City slickers, head to Xinyi district. If you just want to enjoy a delicious meal, a swanky bar and some nightlife, this is certainly the place to do it. English-friendly and all within walking distance of the Taipei 101. You could pretty much ask a Taxi to head to the 101 building, otherwise take the MRT to the Taipei 101 MRT station on Taipei Metro’s red line, or Taipei City Hall MRT station on Taipei Metro’s blue line.
Love to kick it local? Go to Shilin Night Market. Ask taxis to head to Shilin Night Market (Chinese: 士林夜市; pinyin: Shìlín Yèshì) or take the MRT to Jiantan MRT station on the Taipei Metro Red line and follow signs from there. An evening in Shilin is a great immersion in Taipei’s famed night market culture. Rub shoulders with Taipei residents, buy souvenirs, shop and snack on street eats.
BACK TO THE AIRPORT
There are a number of ways to travel back to Taoyuan Airport from Taipei City. Either take a Taxi directly, or head to Taipei Main Station where you can catch a Taipei bus or the HSR.
REST AND RELAXATION
Once you’re back in the airport it’s time to charge phones, drink coffee and nap before your next venture.
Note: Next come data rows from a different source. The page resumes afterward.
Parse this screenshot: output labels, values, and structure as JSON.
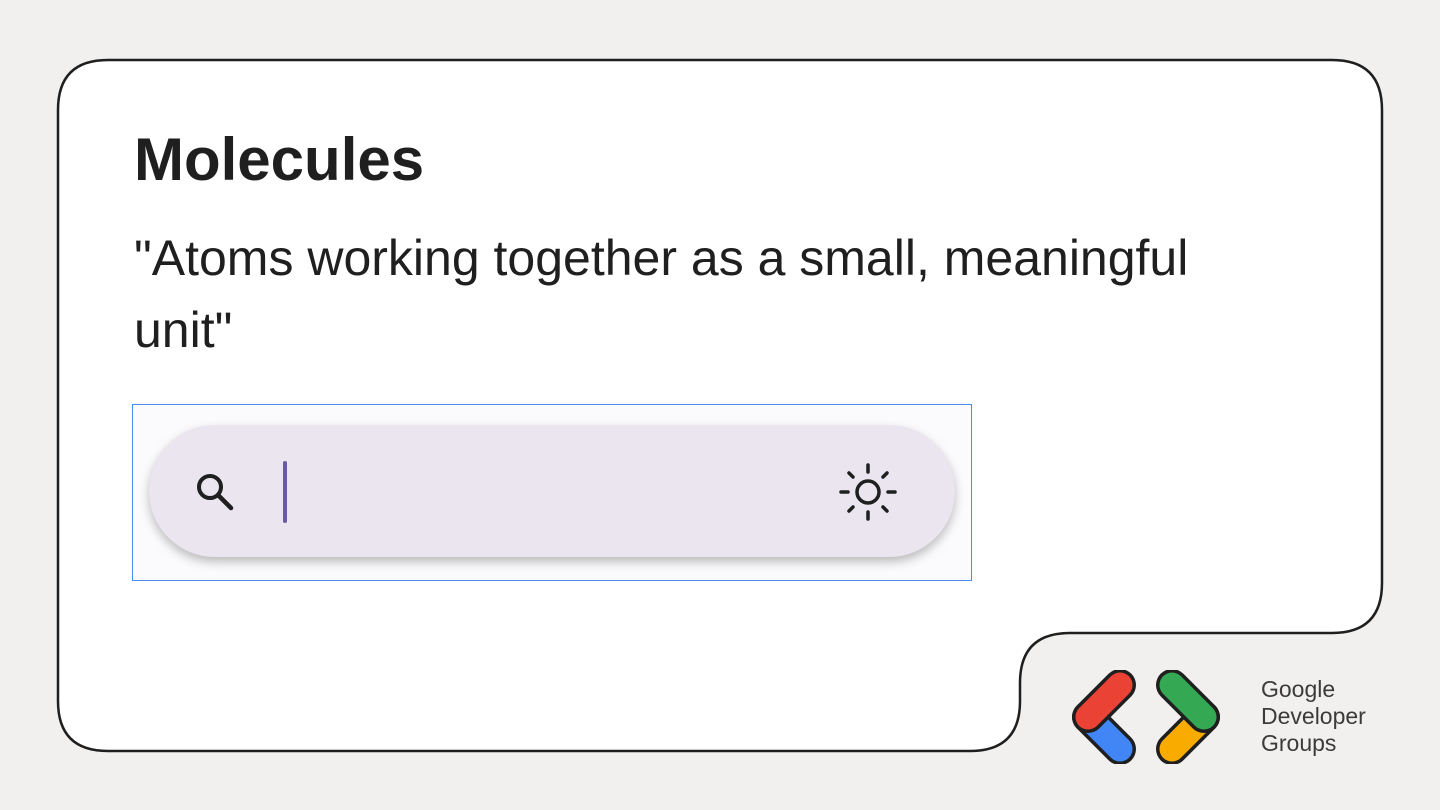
{
  "slide": {
    "title": "Molecules",
    "quote": "\"Atoms working together as a small, meaningful unit\""
  },
  "search_demo": {
    "input_value": "",
    "leading_icon": "search-icon",
    "trailing_icon": "brightness-icon"
  },
  "branding": {
    "line1": "Google",
    "line2": "Developer",
    "line3": "Groups"
  },
  "colors": {
    "background": "#f1f0ee",
    "card": "#ffffff",
    "search_bar": "#ebe5ef",
    "caret": "#6a5aa3",
    "frame_highlight": "#4a8fe7",
    "logo_red": "#ea4335",
    "logo_blue": "#4285f4",
    "logo_green": "#34a853",
    "logo_yellow": "#f9ab00"
  }
}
The airport transit lounge, like most things in the airport, is open between 6AM and 11PM. In these lounges you can enjoy a beverage, use WiFi, watch TV, shower or read a newspaper (at a fee). The lounge in Terminal 1 is located on the fourth floor, while the more premium lounge is located at Terminal 2.